What the task asks → Using the data below, return every line that holds the word "structured".

Data about app and page elements:
=== Begin Enclosure ===

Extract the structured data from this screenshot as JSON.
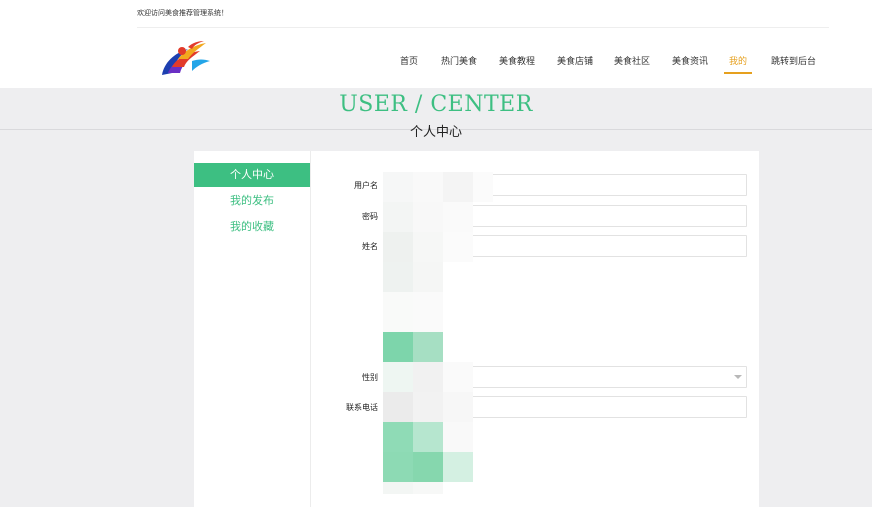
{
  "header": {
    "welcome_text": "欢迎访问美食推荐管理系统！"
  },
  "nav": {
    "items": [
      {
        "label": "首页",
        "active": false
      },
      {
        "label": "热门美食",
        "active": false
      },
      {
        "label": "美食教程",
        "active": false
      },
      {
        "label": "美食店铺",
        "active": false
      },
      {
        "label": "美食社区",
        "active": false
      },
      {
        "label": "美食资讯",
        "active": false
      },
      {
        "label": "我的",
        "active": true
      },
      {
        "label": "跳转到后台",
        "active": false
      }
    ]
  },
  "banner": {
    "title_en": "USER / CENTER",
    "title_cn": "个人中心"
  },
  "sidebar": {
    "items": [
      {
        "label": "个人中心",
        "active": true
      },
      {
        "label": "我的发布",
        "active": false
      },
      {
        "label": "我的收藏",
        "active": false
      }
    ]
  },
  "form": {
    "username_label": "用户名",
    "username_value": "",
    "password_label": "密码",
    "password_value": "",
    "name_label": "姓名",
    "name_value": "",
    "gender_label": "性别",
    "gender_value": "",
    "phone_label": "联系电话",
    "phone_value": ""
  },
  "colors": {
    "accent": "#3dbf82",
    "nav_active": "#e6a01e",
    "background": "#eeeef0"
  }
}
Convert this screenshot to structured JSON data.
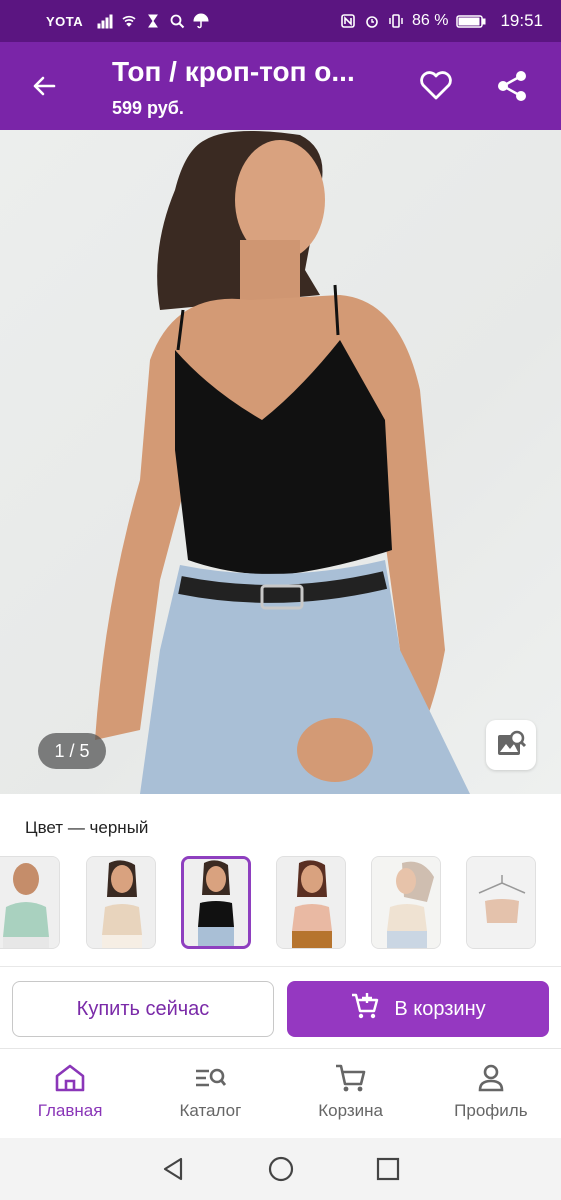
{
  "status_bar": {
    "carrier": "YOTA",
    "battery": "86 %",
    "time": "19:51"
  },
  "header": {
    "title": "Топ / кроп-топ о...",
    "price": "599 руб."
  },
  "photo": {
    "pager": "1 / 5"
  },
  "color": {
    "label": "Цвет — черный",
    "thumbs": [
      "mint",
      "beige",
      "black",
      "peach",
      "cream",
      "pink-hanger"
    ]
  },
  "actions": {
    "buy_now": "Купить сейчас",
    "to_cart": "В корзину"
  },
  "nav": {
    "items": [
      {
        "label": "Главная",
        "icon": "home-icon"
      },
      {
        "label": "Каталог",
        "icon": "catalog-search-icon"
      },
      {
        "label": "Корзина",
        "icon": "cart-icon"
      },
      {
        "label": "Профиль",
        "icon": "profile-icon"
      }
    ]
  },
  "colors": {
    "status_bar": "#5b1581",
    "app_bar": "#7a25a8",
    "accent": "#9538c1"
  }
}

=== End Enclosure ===

Your response →
Extract the structured data from this screenshot as JSON.
Convert this screenshot to structured JSON data.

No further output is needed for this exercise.